Here's how a little insectary corner of one of my rose gardens looked last summer, with oregano, bachelor buttons, cosmos, dill, yarrow and a few other things to attract beneficials (Buck's Prairie Harvest is to the right).  When I took this picture, this little garden was teeming with wasps, bees and other beneficial insects that were nowhere to be found in my garden last year.  The idea of doing this, as well as directions on what to plant to attract various beneficials, came directly from Jessica Walliser's book, mentioned earlier.  I plan to expand my insectary efforts next year, which will include removing several more roses to make room for more beneficial bug-attracting plants.  In short, this really works!

Here's a picture of a bumble bee on one of my Earth Song plants last summer.
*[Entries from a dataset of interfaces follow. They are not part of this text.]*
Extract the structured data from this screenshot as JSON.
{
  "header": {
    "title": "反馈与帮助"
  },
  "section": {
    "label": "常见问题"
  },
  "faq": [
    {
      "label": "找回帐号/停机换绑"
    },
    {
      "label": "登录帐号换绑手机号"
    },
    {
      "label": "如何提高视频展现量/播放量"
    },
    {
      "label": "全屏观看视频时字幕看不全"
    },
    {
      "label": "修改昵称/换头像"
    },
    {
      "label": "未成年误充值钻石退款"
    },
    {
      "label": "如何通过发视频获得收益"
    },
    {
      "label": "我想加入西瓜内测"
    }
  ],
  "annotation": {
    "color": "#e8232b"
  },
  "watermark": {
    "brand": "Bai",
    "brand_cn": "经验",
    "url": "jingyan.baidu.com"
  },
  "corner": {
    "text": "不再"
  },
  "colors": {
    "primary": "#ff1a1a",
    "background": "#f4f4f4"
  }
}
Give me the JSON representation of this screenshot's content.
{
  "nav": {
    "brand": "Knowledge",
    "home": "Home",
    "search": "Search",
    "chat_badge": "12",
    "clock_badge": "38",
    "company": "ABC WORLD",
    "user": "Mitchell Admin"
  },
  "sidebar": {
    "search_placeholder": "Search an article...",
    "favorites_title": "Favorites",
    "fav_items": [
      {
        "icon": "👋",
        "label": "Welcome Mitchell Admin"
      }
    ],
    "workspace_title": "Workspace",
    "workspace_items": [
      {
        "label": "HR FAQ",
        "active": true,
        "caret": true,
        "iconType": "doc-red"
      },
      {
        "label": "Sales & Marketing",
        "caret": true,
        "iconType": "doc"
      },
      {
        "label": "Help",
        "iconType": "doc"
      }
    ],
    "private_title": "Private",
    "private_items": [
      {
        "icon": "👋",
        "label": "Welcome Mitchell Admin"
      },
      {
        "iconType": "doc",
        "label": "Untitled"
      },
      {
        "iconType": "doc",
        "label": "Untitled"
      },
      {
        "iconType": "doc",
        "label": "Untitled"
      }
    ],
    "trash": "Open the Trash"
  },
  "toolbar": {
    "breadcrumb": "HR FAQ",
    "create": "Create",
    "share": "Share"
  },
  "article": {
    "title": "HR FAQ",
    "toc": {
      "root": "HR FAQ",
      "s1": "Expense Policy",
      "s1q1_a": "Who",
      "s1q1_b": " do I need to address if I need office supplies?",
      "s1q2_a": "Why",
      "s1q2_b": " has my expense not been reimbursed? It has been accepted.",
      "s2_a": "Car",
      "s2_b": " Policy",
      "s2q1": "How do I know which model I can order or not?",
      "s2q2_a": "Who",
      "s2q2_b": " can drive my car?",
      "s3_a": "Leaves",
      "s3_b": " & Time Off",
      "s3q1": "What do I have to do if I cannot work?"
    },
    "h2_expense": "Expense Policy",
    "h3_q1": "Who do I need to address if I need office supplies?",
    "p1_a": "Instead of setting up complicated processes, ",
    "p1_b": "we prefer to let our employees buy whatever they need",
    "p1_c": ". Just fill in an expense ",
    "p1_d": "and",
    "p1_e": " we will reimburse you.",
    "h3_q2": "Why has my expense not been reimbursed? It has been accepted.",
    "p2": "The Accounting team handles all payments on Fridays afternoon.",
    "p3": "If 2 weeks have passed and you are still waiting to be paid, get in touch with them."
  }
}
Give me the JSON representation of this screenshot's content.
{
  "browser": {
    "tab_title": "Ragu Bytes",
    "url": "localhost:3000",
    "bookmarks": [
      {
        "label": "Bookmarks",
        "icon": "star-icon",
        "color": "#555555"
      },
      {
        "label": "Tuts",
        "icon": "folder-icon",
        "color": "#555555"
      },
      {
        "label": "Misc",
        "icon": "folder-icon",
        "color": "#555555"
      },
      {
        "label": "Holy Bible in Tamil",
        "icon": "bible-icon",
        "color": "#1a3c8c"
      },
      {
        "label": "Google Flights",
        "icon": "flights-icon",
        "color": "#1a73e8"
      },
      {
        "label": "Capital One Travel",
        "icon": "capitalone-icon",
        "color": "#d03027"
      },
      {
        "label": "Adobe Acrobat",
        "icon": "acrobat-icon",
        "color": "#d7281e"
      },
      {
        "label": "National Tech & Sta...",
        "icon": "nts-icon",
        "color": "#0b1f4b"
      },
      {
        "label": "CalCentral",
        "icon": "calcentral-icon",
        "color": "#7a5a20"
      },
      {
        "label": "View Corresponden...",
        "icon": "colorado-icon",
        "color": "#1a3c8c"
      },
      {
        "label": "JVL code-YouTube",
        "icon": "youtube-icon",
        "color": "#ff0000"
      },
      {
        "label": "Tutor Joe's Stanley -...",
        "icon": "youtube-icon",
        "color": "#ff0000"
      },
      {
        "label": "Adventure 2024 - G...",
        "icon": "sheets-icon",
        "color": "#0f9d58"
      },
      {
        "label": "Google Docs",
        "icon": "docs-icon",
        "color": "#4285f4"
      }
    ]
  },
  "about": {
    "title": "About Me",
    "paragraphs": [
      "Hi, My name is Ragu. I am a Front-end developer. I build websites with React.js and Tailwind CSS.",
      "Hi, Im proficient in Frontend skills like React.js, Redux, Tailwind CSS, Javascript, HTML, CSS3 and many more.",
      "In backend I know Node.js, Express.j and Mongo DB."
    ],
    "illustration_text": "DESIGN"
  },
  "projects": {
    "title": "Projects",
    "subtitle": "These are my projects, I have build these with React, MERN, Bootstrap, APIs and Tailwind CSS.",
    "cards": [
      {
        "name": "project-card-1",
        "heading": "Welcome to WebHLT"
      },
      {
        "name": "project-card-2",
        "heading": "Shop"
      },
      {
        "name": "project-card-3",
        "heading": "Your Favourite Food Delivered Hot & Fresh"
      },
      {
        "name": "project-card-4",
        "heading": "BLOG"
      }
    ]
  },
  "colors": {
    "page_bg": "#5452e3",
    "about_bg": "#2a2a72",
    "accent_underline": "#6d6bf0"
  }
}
I was really amazed at how many bees showed up in my gardens after I stopped spraying. 

Here's another bumble bee on one of the many sunflowers I planted last summer to attract beneficials.  I have no idea where all the varieties of bees (including many honey bees) came from but I did notice, with great interest, that the bumble bees were going in and out of a nest they had made alongside a drain pipe, just a few feet from where I had planted a stand of sunflowers to attract them.  No coincidence there!

One of the most important things Jessica Walliser talks about early in "Attracting Beneficial Bugs to Your Garden" is the need to be patient.  When there is a large infestation of insects like aphids or spider mites, it takes  time to build up enough predator mites and insects to feed on them.  I believe that's what my experience was with the spider mites this summer because I had killed off so many beneficial predators over the years, especially in my efforts to control an infestation of Japanese Beetles, which was especially bad in 2012.  I have written several articles about that effort, but I now recognize that the use of the pyrethroid, Demand CS, which is very effective in deterring the beetles, comes at the price of eliminating many beneficial insects (about which a knowledgeable rosarian from the TCRC, Sue Youngdahl, gently reminded me at the time). I'm not going to use it again in my garden, as well as other insecticides, with the possible exception of an occasional miticide, as I did this summer but would really like to have done without.  However, it is understandable that large public gardens and commercial growers do not have that luxury in their need to control Japanese beetles on a large scale, where picking them one at a time off the plants would be impossible (and those bugs are really awful and terribly destructive).  For example, I noted that the University of Minnesota Arboretum was using a pyrethroid in their rose gardens last summer, which is completely understandable.

What I achieved in one growing season was remarkable and these results have made me want to try even harder next year.  Nature is exceptionally responsive to our efforts to protect it, and my own most important lesson is that patience is everything, as we change our practices.  The rewards are well worth the inconvenience and extra effort.  I'll have more to say about  this as we go along, so stay tuned and feel free to ask questions.  We can learn together!

@mnrosegardener (Twitter)

December 2014